"Only" about 2 feet of exposed stone foundation is a real air leak even if the mortar looks pretty tight, and even the below grade portion will leak air (and radon, water vapor, other soil gases.) A pressurized blower door test would prove it, but consider it a given. An inch (or even two, depending on your climate zone) of closed cell spray polyurethane from the slab all the way up & over the foundation sill and band joist would be in order, with unfaced batt or blown-fiber insulated nonstructural 2x4 studwall tight to the spray foam would bring it up to current code-min.
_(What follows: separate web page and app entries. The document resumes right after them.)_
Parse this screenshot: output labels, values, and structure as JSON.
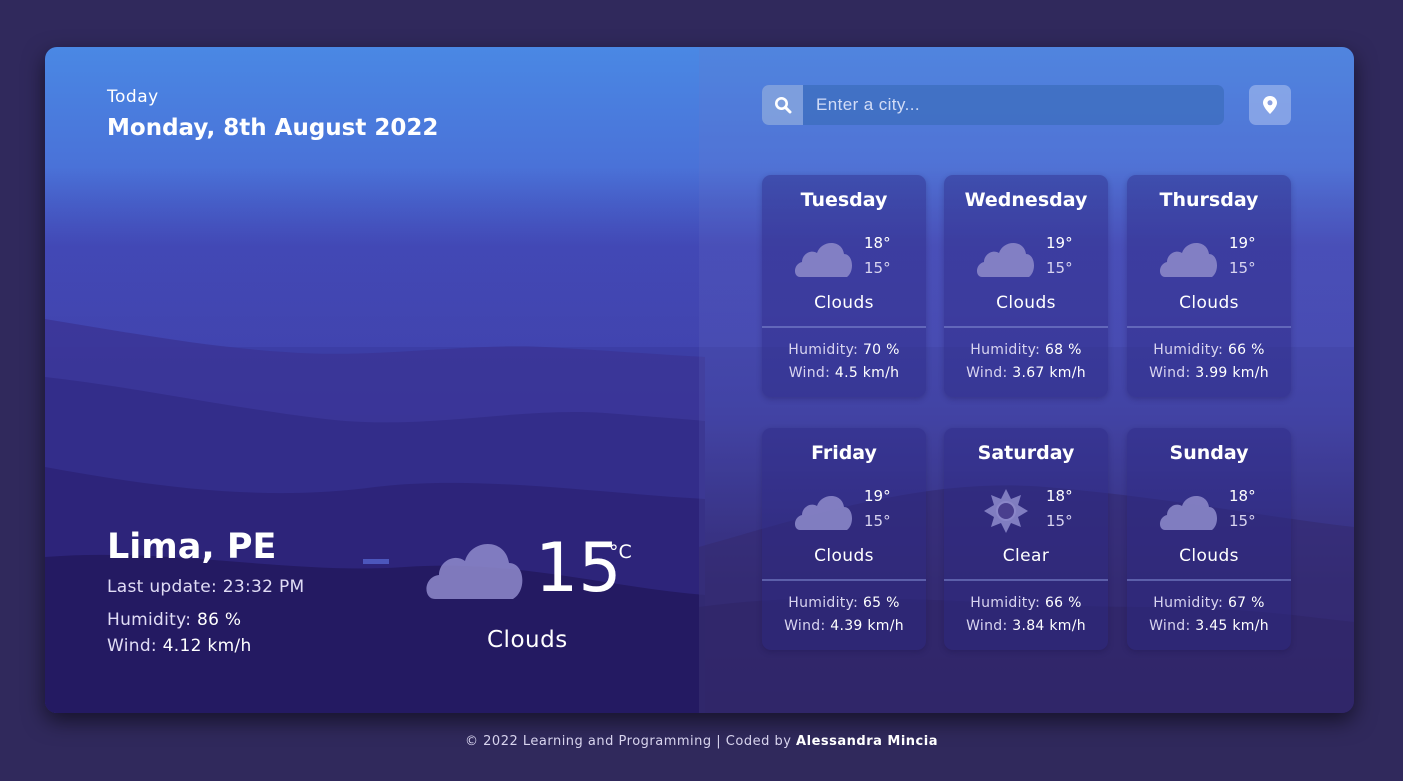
{
  "current": {
    "today_label": "Today",
    "date": "Monday, 8th August 2022",
    "city": "Lima, PE",
    "last_update_label": "Last update: 23:32 PM",
    "humidity_label": "Humidity:",
    "humidity_value": "86 %",
    "wind_label": "Wind:",
    "wind_value": "4.12 km/h",
    "temperature": "15",
    "unit": "°C",
    "condition": "Clouds",
    "icon": "cloud-icon"
  },
  "search": {
    "placeholder": "Enter a city...",
    "search_icon": "search-icon",
    "location_icon": "location-pin-icon"
  },
  "forecast": [
    {
      "day": "Tuesday",
      "max": "18°",
      "min": "15°",
      "condition": "Clouds",
      "icon": "cloud-icon",
      "humidity_label": "Humidity:",
      "humidity": "70 %",
      "wind_label": "Wind:",
      "wind": "4.5 km/h"
    },
    {
      "day": "Wednesday",
      "max": "19°",
      "min": "15°",
      "condition": "Clouds",
      "icon": "cloud-icon",
      "humidity_label": "Humidity:",
      "humidity": "68 %",
      "wind_label": "Wind:",
      "wind": "3.67 km/h"
    },
    {
      "day": "Thursday",
      "max": "19°",
      "min": "15°",
      "condition": "Clouds",
      "icon": "cloud-icon",
      "humidity_label": "Humidity:",
      "humidity": "66 %",
      "wind_label": "Wind:",
      "wind": "3.99 km/h"
    },
    {
      "day": "Friday",
      "max": "19°",
      "min": "15°",
      "condition": "Clouds",
      "icon": "cloud-icon",
      "humidity_label": "Humidity:",
      "humidity": "65 %",
      "wind_label": "Wind:",
      "wind": "4.39 km/h"
    },
    {
      "day": "Saturday",
      "max": "18°",
      "min": "15°",
      "condition": "Clear",
      "icon": "sun-icon",
      "humidity_label": "Humidity:",
      "humidity": "66 %",
      "wind_label": "Wind:",
      "wind": "3.84 km/h"
    },
    {
      "day": "Sunday",
      "max": "18°",
      "min": "15°",
      "condition": "Clouds",
      "icon": "cloud-icon",
      "humidity_label": "Humidity:",
      "humidity": "67 %",
      "wind_label": "Wind:",
      "wind": "3.45 km/h"
    }
  ],
  "footer": {
    "text": "© 2022 Learning and Programming | Coded by",
    "author": "Alessandra Mincia"
  },
  "colors": {
    "page_background": "#30295c",
    "sky_top": "#4a88e4",
    "mountain": "#2a1f6a",
    "cloud_icon": "#8a86c8"
  }
}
An inch of rigid EPS or XPS (but not polyisocyanurate) under the bottom plate as a capillary & thermal break is usually a good idea for uninsulated slabs.)

Burning 1.10 gph of 138,000 BTU/gallon oil at 85% efficiency is a heat rate of 0.85 x 138,000 x 1.1g/hr= 129,000 BTU/hr. With 390' of radiator that works out to (129,000/ 390'= ) ~330 BTU/hr per square foot of rad. If you look at the nomo graph on p2 of the

__radiator sizing guide__ you'll see that it doesn't even come close to balancing. Even if you cranked the boiler temp to the max you'd have an average water temp of 200 or so, and getting only 200 BTU/hr per square foot out of the radiators. That means it's guaranteed to be cycling on/off during a continuous call for heat, but the thermal mass of the system is probably keeping the burn times above 5 minutes, so it's not losing a ridiculous amount of efficiency to cycling. At the water temps you're running (report back what that temperature is) turn up the thermostat several degrees and actually measure how long are the burns, and how many burns per hour. From that we can estimate the amount of cycling you'd have once you break it up into zones.

1000 gallons/year is a net117.3 million BTU (MMBTU) per year, in a climate of what, 7000 heating degree-days(?), or 16,757 BTU/HDD, which (/24=) ~700 BTU per degree-hour. Assuming a heating/cooling balance point of 65F and a 99% outside design temp of -5F (assuming central PA) that's 70 heating degrees, and an implied heat load of 70F x 700 BTU/F]= 49,000 BTU/hr.

Your radiation is limiting you to about 170 BTU/ft^2 x 390' = 66,300 BTU/hr which 1.35x your approximate heat load, which is fine.

But the boiler is delivering 129,000 BTU/hr (twice what the rads can emit) which is

__ridiculous__. If the boiler can be safely down-fired to 0.8 or lower it will run more efficiently.